[[ INPUT FOR THIS TASK open ]]
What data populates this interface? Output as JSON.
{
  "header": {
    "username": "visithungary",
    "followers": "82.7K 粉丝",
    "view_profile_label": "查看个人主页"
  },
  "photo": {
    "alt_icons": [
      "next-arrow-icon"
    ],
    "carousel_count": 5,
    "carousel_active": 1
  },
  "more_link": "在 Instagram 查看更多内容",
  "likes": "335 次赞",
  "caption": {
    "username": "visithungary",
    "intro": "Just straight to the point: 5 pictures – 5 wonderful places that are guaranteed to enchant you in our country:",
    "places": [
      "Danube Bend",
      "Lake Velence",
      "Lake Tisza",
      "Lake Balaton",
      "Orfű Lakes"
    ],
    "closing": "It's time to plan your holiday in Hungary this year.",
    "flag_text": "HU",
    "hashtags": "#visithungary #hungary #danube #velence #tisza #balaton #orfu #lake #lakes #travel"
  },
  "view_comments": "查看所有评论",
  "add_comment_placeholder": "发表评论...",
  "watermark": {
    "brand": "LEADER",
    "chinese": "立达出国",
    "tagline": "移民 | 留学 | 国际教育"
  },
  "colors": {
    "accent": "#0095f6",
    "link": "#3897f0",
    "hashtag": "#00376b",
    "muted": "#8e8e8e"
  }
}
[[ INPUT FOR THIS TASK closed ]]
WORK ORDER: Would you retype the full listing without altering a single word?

SOLUTION FOR THIS EXERCISE:
What data populates this interface? Output as JSON.
{
  "header": {
    "username": "visithungary",
    "followers": "82.7K 粉丝",
    "view_profile_label": "查看个人主页"
  },
  "photo": {
    "alt_icons": [
      "next-arrow-icon"
    ],
    "carousel_count": 5,
    "carousel_active": 1
  },
  "more_link": "在 Instagram 查看更多内容",
  "likes": "335 次赞",
  "caption": {
    "username": "visithungary",
    "intro": "Just straight to the point: 5 pictures – 5 wonderful places that are guaranteed to enchant you in our country:",
    "places": [
      "Danube Bend",
      "Lake Velence",
      "Lake Tisza",
      "Lake Balaton",
      "Orfű Lakes"
    ],
    "closing": "It's time to plan your holiday in Hungary this year.",
    "flag_text": "HU",
    "hashtags": "#visithungary #hungary #danube #velence #tisza #balaton #orfu #lake #lakes #travel"
  },
  "view_comments": "查看所有评论",
  "add_comment_placeholder": "发表评论...",
  "watermark": {
    "brand": "LEADER",
    "chinese": "立达出国",
    "tagline": "移民 | 留学 | 国际教育"
  },
  "colors": {
    "accent": "#0095f6",
    "link": "#3897f0",
    "hashtag": "#00376b",
    "muted": "#8e8e8e"
  }
}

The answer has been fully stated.